AimsThere are no data regarding the differential response to cardiac resynchronization therapy with defibrillator (CRT-D) by the aetiology of cardiomyopathy in mildly symptomatic patients. We evaluated the outcome of patients enrolled in MADIT-CRT by ischaemic and non-ischaemic aetiology of cardiomyopathy (ICM and non-ICM, respectively).Methods and resultsThe clinical response to CRT-D was assessed among ICM (n 1046) and non-ICM (n=774) patients enrolled in MADIT-CRT during an average follow-up of 2.4 years, and echocardiographic response was assessed at 1 year. Cardiac resynchronization therapy with defibrillator vs. ICD therapy was associated with respective 34 (P=0.001) and 44 (P=0.002) reductions in the risk of heart failure or death among ICM and non-ICM patients (P for interaction 0.455). In the ICM group, CRT-D was associated with mean (±SD) 29 ± 14 and 18 ± 10 reductions in left ventricular end-systolic volume (LVESV) and left ventricular end-diastolic volume (LVEDV), respectively. In the non-ICM group, CRT-D was associated with significantly greater volume reductions compared with the ICM group [37 ± 16 and 24 ± 12 reductions in LVESV and LVEDV, respectively (P < 0.001 for all)]. Risk subsets in the ICM group that showed a favourable clinical response to CRT-D included patients with QRS ≥150 ms, systolic blood pressure <115 mmHg, and left bundle branch block (LBBB), whereas in the non-ICM group females, patients with diabetes mellitus, and LBBB, displayed a favourable clinical response.ConclusionMildly symptomatic ICM and non-ICM patients show significant differences in the echocardiographic response to CRT-D and in the clinical benefit within risk subsets suggesting that risk assessment for CRT-D in this population should be aetiology-specific.

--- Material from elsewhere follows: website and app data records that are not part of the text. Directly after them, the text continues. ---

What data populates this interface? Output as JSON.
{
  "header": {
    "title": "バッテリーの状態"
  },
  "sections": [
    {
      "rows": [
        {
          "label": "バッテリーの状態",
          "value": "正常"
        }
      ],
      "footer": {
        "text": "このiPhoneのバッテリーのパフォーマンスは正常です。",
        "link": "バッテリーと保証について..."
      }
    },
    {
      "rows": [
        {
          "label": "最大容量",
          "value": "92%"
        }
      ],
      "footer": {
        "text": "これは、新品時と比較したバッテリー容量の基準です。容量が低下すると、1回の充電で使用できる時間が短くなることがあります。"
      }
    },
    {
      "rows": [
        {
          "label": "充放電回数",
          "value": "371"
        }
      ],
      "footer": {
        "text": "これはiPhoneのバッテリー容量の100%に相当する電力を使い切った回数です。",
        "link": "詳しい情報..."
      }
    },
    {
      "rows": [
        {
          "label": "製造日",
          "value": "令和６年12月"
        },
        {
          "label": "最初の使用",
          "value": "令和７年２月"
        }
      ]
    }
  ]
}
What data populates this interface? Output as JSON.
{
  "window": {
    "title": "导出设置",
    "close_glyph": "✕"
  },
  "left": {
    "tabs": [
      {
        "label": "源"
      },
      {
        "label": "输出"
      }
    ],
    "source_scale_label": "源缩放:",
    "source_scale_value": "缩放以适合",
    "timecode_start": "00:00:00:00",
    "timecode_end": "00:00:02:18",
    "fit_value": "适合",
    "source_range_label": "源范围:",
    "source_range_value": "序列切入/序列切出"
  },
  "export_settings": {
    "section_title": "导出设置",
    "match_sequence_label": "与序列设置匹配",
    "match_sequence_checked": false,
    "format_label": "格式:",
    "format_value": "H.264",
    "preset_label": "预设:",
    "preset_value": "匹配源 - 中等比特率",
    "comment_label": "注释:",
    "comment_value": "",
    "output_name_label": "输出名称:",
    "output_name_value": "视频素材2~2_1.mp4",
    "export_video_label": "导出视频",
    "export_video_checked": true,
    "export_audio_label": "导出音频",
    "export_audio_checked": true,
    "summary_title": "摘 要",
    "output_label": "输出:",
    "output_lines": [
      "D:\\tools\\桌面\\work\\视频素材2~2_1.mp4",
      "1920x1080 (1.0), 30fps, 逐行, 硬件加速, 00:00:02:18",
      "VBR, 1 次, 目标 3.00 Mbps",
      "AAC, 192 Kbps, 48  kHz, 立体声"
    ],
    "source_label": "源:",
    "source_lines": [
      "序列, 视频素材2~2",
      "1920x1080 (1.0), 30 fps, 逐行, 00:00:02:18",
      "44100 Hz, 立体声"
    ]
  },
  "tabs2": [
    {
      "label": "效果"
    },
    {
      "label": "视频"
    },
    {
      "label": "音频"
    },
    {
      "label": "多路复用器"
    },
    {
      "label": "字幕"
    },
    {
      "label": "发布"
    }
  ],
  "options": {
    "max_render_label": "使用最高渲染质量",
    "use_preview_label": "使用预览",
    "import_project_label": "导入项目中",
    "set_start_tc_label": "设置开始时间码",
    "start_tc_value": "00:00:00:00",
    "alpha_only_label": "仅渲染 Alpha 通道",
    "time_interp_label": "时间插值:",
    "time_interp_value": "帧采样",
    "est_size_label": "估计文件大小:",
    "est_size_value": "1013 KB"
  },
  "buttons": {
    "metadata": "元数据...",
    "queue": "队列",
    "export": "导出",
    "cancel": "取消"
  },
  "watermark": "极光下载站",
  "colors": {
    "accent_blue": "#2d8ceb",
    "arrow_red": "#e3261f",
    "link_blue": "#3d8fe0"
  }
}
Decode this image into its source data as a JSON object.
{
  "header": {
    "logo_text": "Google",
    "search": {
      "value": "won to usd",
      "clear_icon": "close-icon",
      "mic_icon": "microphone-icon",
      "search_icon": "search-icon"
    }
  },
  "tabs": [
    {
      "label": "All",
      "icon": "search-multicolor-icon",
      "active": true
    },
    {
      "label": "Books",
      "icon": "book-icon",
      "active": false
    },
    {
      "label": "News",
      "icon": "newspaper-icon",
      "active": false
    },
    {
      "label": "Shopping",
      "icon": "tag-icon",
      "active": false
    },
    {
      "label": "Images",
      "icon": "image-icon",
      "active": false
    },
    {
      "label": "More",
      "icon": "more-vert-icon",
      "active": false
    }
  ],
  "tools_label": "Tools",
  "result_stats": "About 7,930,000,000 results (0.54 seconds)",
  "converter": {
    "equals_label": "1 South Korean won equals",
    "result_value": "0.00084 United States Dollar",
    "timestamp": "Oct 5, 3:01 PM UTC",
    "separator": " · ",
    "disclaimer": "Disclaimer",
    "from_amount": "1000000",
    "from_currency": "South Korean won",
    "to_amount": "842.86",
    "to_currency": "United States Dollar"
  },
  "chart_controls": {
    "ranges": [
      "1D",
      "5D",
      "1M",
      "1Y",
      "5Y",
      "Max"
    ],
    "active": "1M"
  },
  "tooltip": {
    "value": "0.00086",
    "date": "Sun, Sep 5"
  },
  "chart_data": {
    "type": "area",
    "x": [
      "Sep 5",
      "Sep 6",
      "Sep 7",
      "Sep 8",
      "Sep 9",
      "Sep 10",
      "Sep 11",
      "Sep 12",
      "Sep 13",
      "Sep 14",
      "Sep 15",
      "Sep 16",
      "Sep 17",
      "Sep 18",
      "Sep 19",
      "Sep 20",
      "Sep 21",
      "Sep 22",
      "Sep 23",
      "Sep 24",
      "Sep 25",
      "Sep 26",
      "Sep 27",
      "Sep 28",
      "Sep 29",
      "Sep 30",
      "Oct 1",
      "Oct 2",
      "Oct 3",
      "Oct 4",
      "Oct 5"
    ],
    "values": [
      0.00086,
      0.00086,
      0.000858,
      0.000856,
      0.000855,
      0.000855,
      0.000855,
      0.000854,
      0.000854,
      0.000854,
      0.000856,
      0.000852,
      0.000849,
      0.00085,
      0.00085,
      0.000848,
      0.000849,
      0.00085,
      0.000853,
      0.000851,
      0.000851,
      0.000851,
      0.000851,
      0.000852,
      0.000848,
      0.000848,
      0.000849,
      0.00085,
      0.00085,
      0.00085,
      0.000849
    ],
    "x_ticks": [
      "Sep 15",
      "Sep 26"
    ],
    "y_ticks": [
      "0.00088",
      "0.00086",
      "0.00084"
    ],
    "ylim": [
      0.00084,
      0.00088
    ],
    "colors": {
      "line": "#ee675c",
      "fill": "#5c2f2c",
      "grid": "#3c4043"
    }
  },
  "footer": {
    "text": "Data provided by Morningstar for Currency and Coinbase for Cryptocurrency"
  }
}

- Cardiac resynchronization therapy
- Heart failure
- Ischaemic aetiology